[GIVEN INFORMATION]:
Segment Open

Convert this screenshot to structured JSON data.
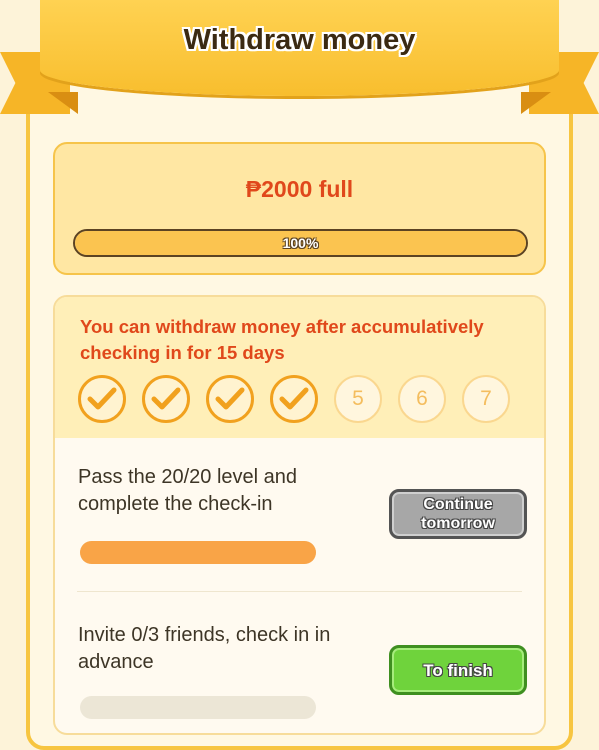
{
  "dialog": {
    "title": "Withdraw money"
  },
  "amount": {
    "label": "₱2000 full",
    "progress_percent": 100,
    "progress_label": "100%"
  },
  "checkin": {
    "description": "You can withdraw money after accumulatively checking in for 15 days",
    "days": [
      {
        "label": "1",
        "checked": true
      },
      {
        "label": "2",
        "checked": true
      },
      {
        "label": "3",
        "checked": true
      },
      {
        "label": "4",
        "checked": true
      },
      {
        "label": "5",
        "checked": false
      },
      {
        "label": "6",
        "checked": false
      },
      {
        "label": "7",
        "checked": false
      }
    ]
  },
  "tasks": [
    {
      "title": "Pass the 20/20 level and complete the check-in",
      "button_label": "Continue tomorrow",
      "button_state": "disabled",
      "progress_fraction": 1.0
    },
    {
      "title": "Invite 0/3 friends, check in in advance",
      "button_label": "To finish",
      "button_state": "active",
      "progress_fraction": 0.0
    }
  ],
  "colors": {
    "accent_orange": "#e0481b",
    "ribbon": "#f8be2e",
    "check": "#f1a11e",
    "button_green": "#6fd33c",
    "button_grey": "#a7a7a7"
  }
}
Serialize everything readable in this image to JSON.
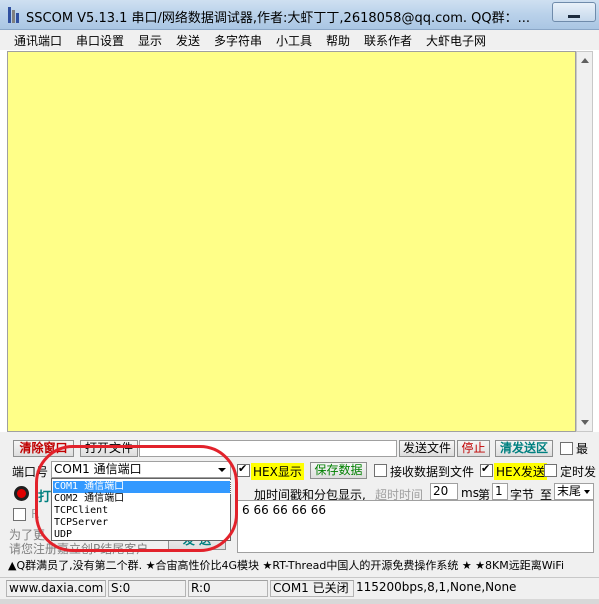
{
  "window": {
    "title": "SSCOM V5.13.1 串口/网络数据调试器,作者:大虾丁丁,2618058@qq.com. QQ群：..."
  },
  "menu": {
    "items": [
      "通讯端口",
      "串口设置",
      "显示",
      "发送",
      "多字符串",
      "小工具",
      "帮助",
      "联系作者",
      "大虾电子网"
    ]
  },
  "receive": {
    "text": ""
  },
  "controls": {
    "clear_window": "清除窗口",
    "open_file": "打开文件",
    "file_path": "",
    "send_file": "发送文件",
    "stop": "停止",
    "clear_send_area": "清发送区",
    "topmost": "最",
    "port_label": "端口号",
    "port_value": "COM1 通信端口",
    "hex_display": "HEX显示",
    "save_data": "保存数据",
    "save_to_file": "接收数据到文件",
    "hex_send": "HEX发送",
    "timed_send": "定时发",
    "open_port_char": "打",
    "timestamp_label": "加时间戳和分包显示,",
    "timeout_label": "超时时间",
    "timeout_value": "20",
    "timeout_unit": "ms",
    "byte_prefix": "第",
    "byte_index": "1",
    "byte_unit": "字节",
    "to_label": "至",
    "tail_option": "末尾",
    "rts_char": "R",
    "note_line1": "为了更",
    "note_line2": "请您注册嘉立创P结尾客户",
    "send_button": "发 送",
    "send_text": "6 66 66 66 66"
  },
  "dropdown": {
    "options": [
      "COM1 通信端口",
      "COM2 通信端口",
      "TCPClient",
      "TCPServer",
      "UDP"
    ],
    "selected_index": 0
  },
  "banner": {
    "text": "▲Q群满员了,没有第二个群. ★合宙高性价比4G模块 ★RT-Thread中国人的开源免费操作系统 ★ ★8KM远距离WiFi"
  },
  "status": {
    "website": "www.daxia.com",
    "sent": "S:0",
    "received": "R:0",
    "port_state": "COM1 已关闭",
    "settings": "115200bps,8,1,None,None"
  },
  "colors": {
    "receive_bg": "#ffff88",
    "highlight_circle": "#e2222b",
    "hex_label_bg": "#ffff00"
  }
}
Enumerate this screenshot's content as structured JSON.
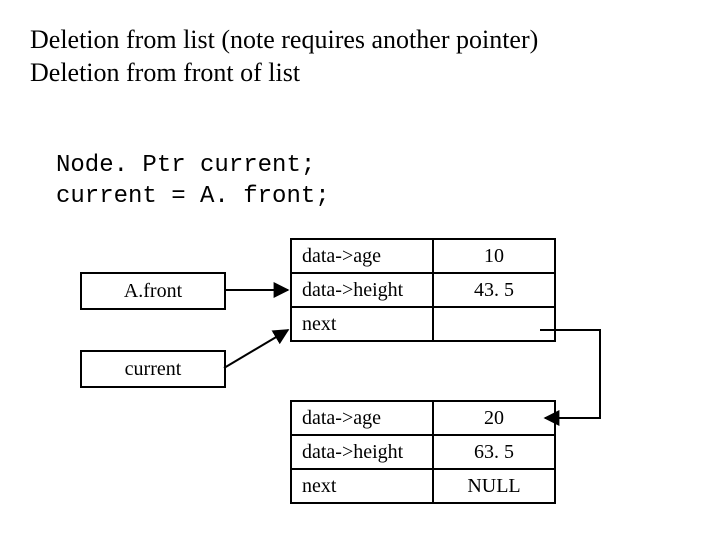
{
  "title_line1": "Deletion from list (note requires another pointer)",
  "title_line2": "Deletion from front of list",
  "code_line1": "Node. Ptr current;",
  "code_line2": "current = A. front;",
  "pointers": {
    "afront": "A.front",
    "current": "current"
  },
  "node1": {
    "row1_label": "data->age",
    "row1_value": "10",
    "row2_label": "data->height",
    "row2_value": "43. 5",
    "row3_label": "next",
    "row3_value": ""
  },
  "node2": {
    "row1_label": "data->age",
    "row1_value": "20",
    "row2_label": "data->height",
    "row2_value": "63. 5",
    "row3_label": "next",
    "row3_value": "NULL"
  },
  "chart_data": {
    "type": "table",
    "title": "Linked-list deletion from front",
    "pointers": [
      {
        "name": "A.front",
        "points_to": "node1"
      },
      {
        "name": "current",
        "points_to": "node1"
      }
    ],
    "nodes": [
      {
        "id": "node1",
        "data->age": 10,
        "data->height": 43.5,
        "next": "node2"
      },
      {
        "id": "node2",
        "data->age": 20,
        "data->height": 63.5,
        "next": null
      }
    ]
  }
}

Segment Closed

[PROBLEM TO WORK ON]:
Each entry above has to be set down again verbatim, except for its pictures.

[COMPLETED EXERCISE]:
Convert this screenshot to structured JSON data.
{
  "dialog": {
    "title": "Withdraw money"
  },
  "amount": {
    "label": "₱2000 full",
    "progress_percent": 100,
    "progress_label": "100%"
  },
  "checkin": {
    "description": "You can withdraw money after accumulatively checking in for 15 days",
    "days": [
      {
        "label": "1",
        "checked": true
      },
      {
        "label": "2",
        "checked": true
      },
      {
        "label": "3",
        "checked": true
      },
      {
        "label": "4",
        "checked": true
      },
      {
        "label": "5",
        "checked": false
      },
      {
        "label": "6",
        "checked": false
      },
      {
        "label": "7",
        "checked": false
      }
    ]
  },
  "tasks": [
    {
      "title": "Pass the 20/20 level and complete the check-in",
      "button_label": "Continue tomorrow",
      "button_state": "disabled",
      "progress_fraction": 1.0
    },
    {
      "title": "Invite 0/3 friends, check in in advance",
      "button_label": "To finish",
      "button_state": "active",
      "progress_fraction": 0.0
    }
  ],
  "colors": {
    "accent_orange": "#e0481b",
    "ribbon": "#f8be2e",
    "check": "#f1a11e",
    "button_green": "#6fd33c",
    "button_grey": "#a7a7a7"
  }
}
Serialize everything readable in this image to JSON.
{
  "window": {
    "title": "SSCOM V5.13.1 串口/网络数据调试器,作者:大虾丁丁,2618058@qq.com. QQ群：..."
  },
  "menu": {
    "items": [
      "通讯端口",
      "串口设置",
      "显示",
      "发送",
      "多字符串",
      "小工具",
      "帮助",
      "联系作者",
      "大虾电子网"
    ]
  },
  "receive": {
    "text": ""
  },
  "controls": {
    "clear_window": "清除窗口",
    "open_file": "打开文件",
    "file_path": "",
    "send_file": "发送文件",
    "stop": "停止",
    "clear_send_area": "清发送区",
    "topmost": "最",
    "port_label": "端口号",
    "port_value": "COM1 通信端口",
    "hex_display": "HEX显示",
    "save_data": "保存数据",
    "save_to_file": "接收数据到文件",
    "hex_send": "HEX发送",
    "timed_send": "定时发",
    "open_port_char": "打",
    "timestamp_label": "加时间戳和分包显示,",
    "timeout_label": "超时时间",
    "timeout_value": "20",
    "timeout_unit": "ms",
    "byte_prefix": "第",
    "byte_index": "1",
    "byte_unit": "字节",
    "to_label": "至",
    "tail_option": "末尾",
    "rts_char": "R",
    "note_line1": "为了更",
    "note_line2": "请您注册嘉立创P结尾客户",
    "send_button": "发 送",
    "send_text": "6 66 66 66 66"
  },
  "dropdown": {
    "options": [
      "COM1 通信端口",
      "COM2 通信端口",
      "TCPClient",
      "TCPServer",
      "UDP"
    ],
    "selected_index": 0
  },
  "banner": {
    "text": "▲Q群满员了,没有第二个群. ★合宙高性价比4G模块 ★RT-Thread中国人的开源免费操作系统 ★ ★8KM远距离WiFi"
  },
  "status": {
    "website": "www.daxia.com",
    "sent": "S:0",
    "received": "R:0",
    "port_state": "COM1 已关闭",
    "settings": "115200bps,8,1,None,None"
  },
  "colors": {
    "receive_bg": "#ffff88",
    "highlight_circle": "#e2222b",
    "hex_label_bg": "#ffff00"
  }
}
Enumerate this screenshot's content as structured JSON.
{
  "title_line1": "Deletion from list (note requires another pointer)",
  "title_line2": "Deletion from front of list",
  "code_line1": "Node. Ptr current;",
  "code_line2": "current = A. front;",
  "pointers": {
    "afront": "A.front",
    "current": "current"
  },
  "node1": {
    "row1_label": "data->age",
    "row1_value": "10",
    "row2_label": "data->height",
    "row2_value": "43. 5",
    "row3_label": "next",
    "row3_value": ""
  },
  "node2": {
    "row1_label": "data->age",
    "row1_value": "20",
    "row2_label": "data->height",
    "row2_value": "63. 5",
    "row3_label": "next",
    "row3_value": "NULL"
  },
  "chart_data": {
    "type": "table",
    "title": "Linked-list deletion from front",
    "pointers": [
      {
        "name": "A.front",
        "points_to": "node1"
      },
      {
        "name": "current",
        "points_to": "node1"
      }
    ],
    "nodes": [
      {
        "id": "node1",
        "data->age": 10,
        "data->height": 43.5,
        "next": "node2"
      },
      {
        "id": "node2",
        "data->age": 20,
        "data->height": 63.5,
        "next": null
      }
    ]
  }
}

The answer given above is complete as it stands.